"I am super disappointed," said Dumoulin, who finished the stage in sixth place at 19secs behind Roglic to see his deficit on yellow jersey holder Geraint Thomas grow by six seconds to 2min 05sec.
"It doesn't make sense. That bike should have been behind us.
"Primoz sat on his (top) tube and powered away from us on a flat section. I was sprinting full gas, and still couldn't catch him."
After cresting the summit of the Col d'Aubisque just behind Poland's Rafal Majka, Roglic pulled away from a small group of frontrunners in a bid to take time from defending champion Chris Froome, who he is fighting for a podium place in Paris on Sunday, on the 20km descent to the finish.

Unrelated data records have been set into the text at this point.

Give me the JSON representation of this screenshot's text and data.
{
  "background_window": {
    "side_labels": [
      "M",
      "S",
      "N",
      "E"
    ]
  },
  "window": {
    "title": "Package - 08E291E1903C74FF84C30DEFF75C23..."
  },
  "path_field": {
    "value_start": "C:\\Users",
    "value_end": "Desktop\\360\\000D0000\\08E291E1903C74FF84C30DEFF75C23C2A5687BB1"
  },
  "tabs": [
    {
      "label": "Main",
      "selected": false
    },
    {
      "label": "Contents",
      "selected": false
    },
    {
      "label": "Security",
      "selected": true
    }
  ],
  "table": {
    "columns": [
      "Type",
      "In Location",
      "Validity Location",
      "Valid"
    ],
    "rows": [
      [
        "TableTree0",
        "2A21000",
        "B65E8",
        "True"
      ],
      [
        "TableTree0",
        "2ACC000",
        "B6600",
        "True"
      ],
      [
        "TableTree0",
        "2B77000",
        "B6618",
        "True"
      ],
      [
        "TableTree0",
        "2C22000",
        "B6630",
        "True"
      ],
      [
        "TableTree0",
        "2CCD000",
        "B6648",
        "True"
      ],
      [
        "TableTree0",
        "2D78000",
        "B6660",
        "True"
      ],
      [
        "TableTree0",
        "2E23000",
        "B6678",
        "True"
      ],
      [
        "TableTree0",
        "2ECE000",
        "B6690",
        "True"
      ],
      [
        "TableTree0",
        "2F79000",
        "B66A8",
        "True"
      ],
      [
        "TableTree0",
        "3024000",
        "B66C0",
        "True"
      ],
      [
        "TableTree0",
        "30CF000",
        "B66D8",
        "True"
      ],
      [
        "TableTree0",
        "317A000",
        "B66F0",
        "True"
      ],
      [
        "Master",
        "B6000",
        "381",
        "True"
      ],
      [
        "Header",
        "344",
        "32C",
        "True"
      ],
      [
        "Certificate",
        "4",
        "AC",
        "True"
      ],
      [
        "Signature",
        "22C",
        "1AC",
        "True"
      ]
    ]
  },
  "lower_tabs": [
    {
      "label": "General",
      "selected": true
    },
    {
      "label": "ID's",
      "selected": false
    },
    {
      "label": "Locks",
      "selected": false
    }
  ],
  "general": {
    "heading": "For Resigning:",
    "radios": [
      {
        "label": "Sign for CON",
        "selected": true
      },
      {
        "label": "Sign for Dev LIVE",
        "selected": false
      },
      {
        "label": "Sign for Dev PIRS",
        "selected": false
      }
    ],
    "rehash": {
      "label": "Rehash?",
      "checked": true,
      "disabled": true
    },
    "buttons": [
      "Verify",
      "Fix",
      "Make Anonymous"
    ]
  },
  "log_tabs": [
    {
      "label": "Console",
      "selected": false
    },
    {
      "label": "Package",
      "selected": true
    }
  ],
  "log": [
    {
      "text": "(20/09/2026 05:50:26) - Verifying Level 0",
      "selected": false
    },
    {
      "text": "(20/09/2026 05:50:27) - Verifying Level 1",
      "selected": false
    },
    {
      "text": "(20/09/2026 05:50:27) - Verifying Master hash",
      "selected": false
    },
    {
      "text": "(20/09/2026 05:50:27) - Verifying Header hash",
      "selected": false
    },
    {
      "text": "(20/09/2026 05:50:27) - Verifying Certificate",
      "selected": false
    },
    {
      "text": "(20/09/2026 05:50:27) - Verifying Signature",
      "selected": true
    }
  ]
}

Despite leading by just a handful of seconds, Roglic's lead stretched after he had been passed by the motorbike. Photographers, cameramen and race officials all use motorbikes during the race.
In the end, it proved decisive as Thomas, Dumoulin and the rest of the group were unable to catch the Lotto-Jumbo team rider.
"The way he did get the gap was a little surprising," said Thomas, whose sprint for second place, and the six bonus seconds on offer, helped him increase his advantage over Dumoulin marginally ahead of the penultimate stage time trial on Saturday.
"I was concentrating on the corners, following Tom's wheel. There has been an issue with motorbikes getting too close, but I didn't see it."
Dumoulin, the defending world time trial champion and last year's Giro d'Italia winner, praised an otherwise impressive performance by Roglic.
He suggested the Slovenian had simply benefitted from circumstances.
"Roglic was better, that is not up for discussion," he said.
"He couldn't do anything about it, he was the strongest and claimed a nice victory."
Using the slipstream of motorbikes in bike racing is illegal, although it is not an unknown phenomenon.
Holding on to a car, however, is harshly punished.
In 2015, former Tour de France champion Vincenzo Nibali was thrown off the Tour of Spain after holding onto a team car while chasing back on following a crash in the final 30km of stage two.
When asked his version of events, Roglic refused to confirm or deny the allegations.
"What can I say? I can't comment on things on which I don't have influence over," he said.
"I don't see where the problem is."